* [ASSIGNMENT]
Give all of the data again exactly as written, omitting every image.

* [ENTRIES SUPPLIED]
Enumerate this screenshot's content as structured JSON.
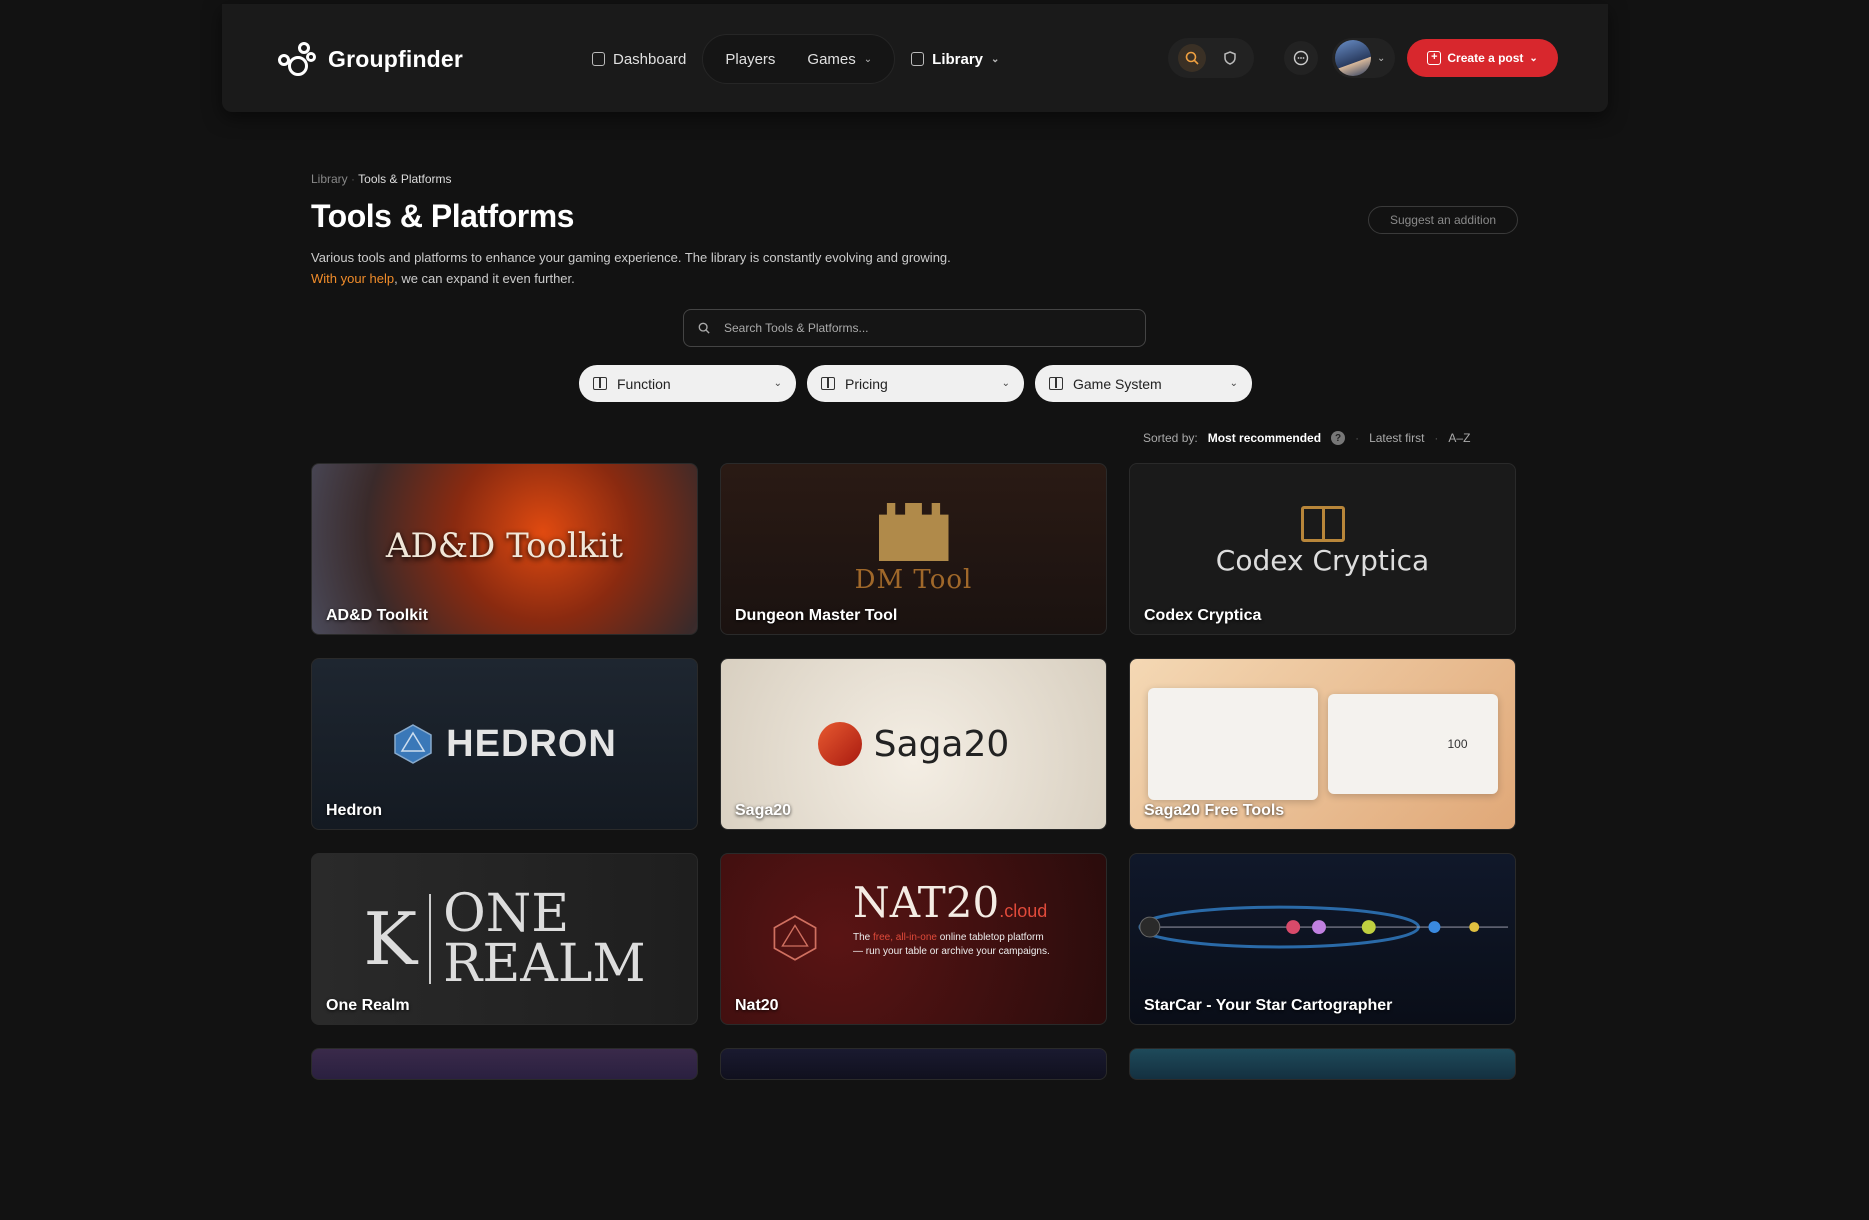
{
  "header": {
    "brand": "Groupfinder",
    "nav": {
      "dashboard": "Dashboard",
      "players": "Players",
      "games": "Games",
      "library": "Library"
    },
    "create_post": "Create a post"
  },
  "breadcrumb": {
    "root": "Library",
    "current": "Tools & Platforms"
  },
  "page": {
    "title": "Tools & Platforms",
    "intro_before": "Various tools and platforms to enhance your gaming experience. The library is constantly evolving and growing. ",
    "intro_link": "With your help",
    "intro_after": ", we can expand it even further.",
    "suggest": "Suggest an addition"
  },
  "search": {
    "placeholder": "Search Tools & Platforms..."
  },
  "filters": {
    "function": "Function",
    "pricing": "Pricing",
    "game_system": "Game System"
  },
  "sort": {
    "label": "Sorted by:",
    "options": [
      "Most recommended",
      "Latest first",
      "A–Z"
    ],
    "help": "?"
  },
  "cards": [
    {
      "name": "AD&D Toolkit",
      "art": "AD&D Toolkit"
    },
    {
      "name": "Dungeon Master Tool",
      "art": "DM Tool"
    },
    {
      "name": "Codex Cryptica",
      "art": "Codex Cryptica"
    },
    {
      "name": "Hedron",
      "art": "HEDRON"
    },
    {
      "name": "Saga20",
      "art": "Saga20"
    },
    {
      "name": "Saga20 Free Tools",
      "art": "100"
    },
    {
      "name": "One Realm",
      "art_line1": "ONE",
      "art_line2": "REALM"
    },
    {
      "name": "Nat20",
      "art": "NAT20",
      "art_suffix": ".cloud",
      "tagline_a": "The ",
      "tagline_free": "free, all-in-one",
      "tagline_b": " online tabletop platform",
      "tagline_c": "— run your table or archive your campaigns."
    },
    {
      "name": "StarCar - Your Star Cartographer"
    }
  ],
  "colors": {
    "accent": "#d8272d",
    "link": "#f08c2a",
    "background": "#121212"
  }
}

* [RESPONSE]
Enumerate this screenshot's content as structured JSON.
{
  "header": {
    "brand": "Groupfinder",
    "nav": {
      "dashboard": "Dashboard",
      "players": "Players",
      "games": "Games",
      "library": "Library"
    },
    "create_post": "Create a post"
  },
  "breadcrumb": {
    "root": "Library",
    "current": "Tools & Platforms"
  },
  "page": {
    "title": "Tools & Platforms",
    "intro_before": "Various tools and platforms to enhance your gaming experience. The library is constantly evolving and growing. ",
    "intro_link": "With your help",
    "intro_after": ", we can expand it even further.",
    "suggest": "Suggest an addition"
  },
  "search": {
    "placeholder": "Search Tools & Platforms..."
  },
  "filters": {
    "function": "Function",
    "pricing": "Pricing",
    "game_system": "Game System"
  },
  "sort": {
    "label": "Sorted by:",
    "options": [
      "Most recommended",
      "Latest first",
      "A–Z"
    ],
    "help": "?"
  },
  "cards": [
    {
      "name": "AD&D Toolkit",
      "art": "AD&D Toolkit"
    },
    {
      "name": "Dungeon Master Tool",
      "art": "DM Tool"
    },
    {
      "name": "Codex Cryptica",
      "art": "Codex Cryptica"
    },
    {
      "name": "Hedron",
      "art": "HEDRON"
    },
    {
      "name": "Saga20",
      "art": "Saga20"
    },
    {
      "name": "Saga20 Free Tools",
      "art": "100"
    },
    {
      "name": "One Realm",
      "art_line1": "ONE",
      "art_line2": "REALM"
    },
    {
      "name": "Nat20",
      "art": "NAT20",
      "art_suffix": ".cloud",
      "tagline_a": "The ",
      "tagline_free": "free, all-in-one",
      "tagline_b": " online tabletop platform",
      "tagline_c": "— run your table or archive your campaigns."
    },
    {
      "name": "StarCar - Your Star Cartographer"
    }
  ],
  "colors": {
    "accent": "#d8272d",
    "link": "#f08c2a",
    "background": "#121212"
  }
}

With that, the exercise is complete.